Then I looked a little further into the file. I read that Wilson had a drug alcohol level of .167, above the legal driving limit of .100, at the time of his death. The coroner’s report began to make more sense. Putting two and two together, it appeared that Wilson had been drinking heavily and had fallen asleep in his car while the engine was still running. Wilson still came across as irresponsible, his behavior leading to the death of his son, but the entire incident took on the tone of being accidental, and not purposeful.
Several of Wilson’s Astros teammates came to his defense. Third baseman Doug Rader and pitchers Tom Griffin and Dave Roberts all said that Wilson was mentally and emotionally stable, and pushed aside all suggestions of suicide. They said that Wilson had every good reason to keep living. “Don had everything going for him,” Roberts told the Associated Press. “He had it all together.” Griffin echoed the sentiment in the AP story. “I really enjoyed being around him. He was a nice person, a great person.”
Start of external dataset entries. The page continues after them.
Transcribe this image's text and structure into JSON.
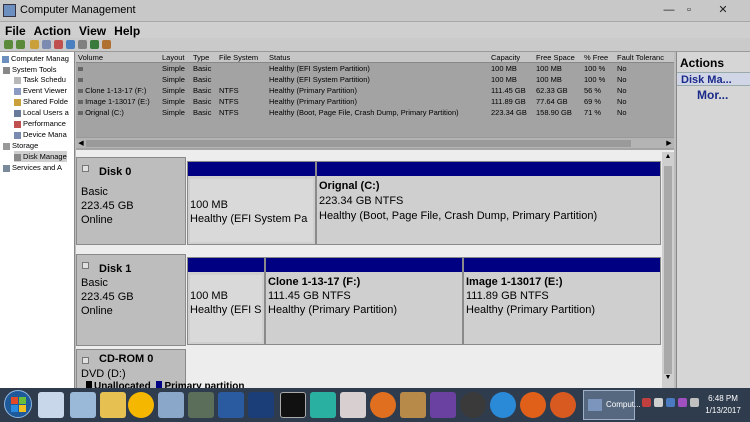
{
  "window": {
    "title": "Computer Management",
    "controls": {
      "minimize": "—",
      "maximize": "▫",
      "close": "✕"
    }
  },
  "menu": [
    "File",
    "Action",
    "View",
    "Help"
  ],
  "tree": [
    {
      "label": "Computer Manag",
      "level": 0
    },
    {
      "label": "System Tools",
      "level": 1
    },
    {
      "label": "Task Schedu",
      "level": 2
    },
    {
      "label": "Event Viewer",
      "level": 2
    },
    {
      "label": "Shared Folde",
      "level": 2
    },
    {
      "label": "Local Users a",
      "level": 2
    },
    {
      "label": "Performance",
      "level": 2
    },
    {
      "label": "Device Mana",
      "level": 2
    },
    {
      "label": "Storage",
      "level": 1
    },
    {
      "label": "Disk Manage",
      "level": 2,
      "selected": true
    },
    {
      "label": "Services and A",
      "level": 1
    }
  ],
  "volume_table": {
    "headers": [
      "Volume",
      "Layout",
      "Type",
      "File System",
      "Status",
      "Capacity",
      "Free Space",
      "% Free",
      "Fault Toleranc"
    ],
    "rows": [
      [
        "",
        "Simple",
        "Basic",
        "",
        "Healthy (EFI System Partition)",
        "100 MB",
        "100 MB",
        "100 %",
        "No"
      ],
      [
        "",
        "Simple",
        "Basic",
        "",
        "Healthy (EFI System Partition)",
        "100 MB",
        "100 MB",
        "100 %",
        "No"
      ],
      [
        "Clone 1-13-17 (F:)",
        "Simple",
        "Basic",
        "NTFS",
        "Healthy (Primary Partition)",
        "111.45 GB",
        "62.33 GB",
        "56 %",
        "No"
      ],
      [
        "Image 1-13017 (E:)",
        "Simple",
        "Basic",
        "NTFS",
        "Healthy (Primary Partition)",
        "111.89 GB",
        "77.64 GB",
        "69 %",
        "No"
      ],
      [
        "Orignal (C:)",
        "Simple",
        "Basic",
        "NTFS",
        "Healthy (Boot, Page File, Crash Dump, Primary Partition)",
        "223.34 GB",
        "158.90 GB",
        "71 %",
        "No"
      ]
    ]
  },
  "disks": {
    "disk0": {
      "name": "Disk 0",
      "type": "Basic",
      "size": "223.45 GB",
      "status": "Online",
      "p1": {
        "l1": "100 MB",
        "l2": "Healthy (EFI System Pa"
      },
      "p2": {
        "title": "Orignal  (C:)",
        "l1": "223.34 GB NTFS",
        "l2": "Healthy (Boot, Page File, Crash Dump, Primary Partition)"
      }
    },
    "disk1": {
      "name": "Disk 1",
      "type": "Basic",
      "size": "223.45 GB",
      "status": "Online",
      "p1": {
        "l1": "100 MB",
        "l2": "Healthy (EFI S"
      },
      "p2": {
        "title": "Clone 1-13-17  (F:)",
        "l1": "111.45 GB NTFS",
        "l2": "Healthy (Primary Partition)"
      },
      "p3": {
        "title": "Image 1-13017  (E:)",
        "l1": "111.89 GB NTFS",
        "l2": "Healthy (Primary Partition)"
      }
    },
    "cdrom": {
      "name": "CD-ROM 0",
      "l1": "DVD (D:)"
    }
  },
  "legend": {
    "unallocated": "Unallocated",
    "primary": "Primary partition"
  },
  "actions": {
    "header": "Actions",
    "section": "Disk Ma...",
    "more": "Mor..."
  },
  "taskbar": {
    "active_task": "Comput...",
    "time": "6:48 PM",
    "date": "1/13/2017"
  },
  "colors": {
    "partition_bar": "#000082",
    "taskbar": "#2f3c4e"
  }
}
The Astros’ organization as a whole gave Wilson the benefit of the doubt and took measures to honor the fallen star. That season, the Astros retired Wilson’s No. 40 and wore a memorial patch on their jerseys for the entire summer. The franchise continues to honor Wilson to this day. A plaque lauding him hangs at Minute Maid Park, part of the Astros’ Wall of Honor.
Forty years later, I’m still left mystified by the Wilson story. It’s hard to know exactly how to feel. If the coroner’s report is true, then Wilson does become more sympathetic, though one can still can criticize him for being reckless. If Wilson did commit suicide, one wonders why he did so? And was Wilson responsible for the bruising that was found on his wife’s face? The answers are hard to find.
No matter the reasons behind his death, the story remains a sad one. The tragedy, in some ways reminiscent of the 2016 death of Jose Fernandez, resulted in the loss of one of the game’s young pitching stars. Wilson, who had not yet turned 30 and remained in possession of a strong, sound throwing arm, appeared to have a long career ahead of him. Who knows how much more success he would have had.
Sadly, as is the case with Jose Fernandez, that is a question to which we will never know the answer.
Bruce Markusen is the manager of digital and outreach learning at the National Baseball Hall of Fame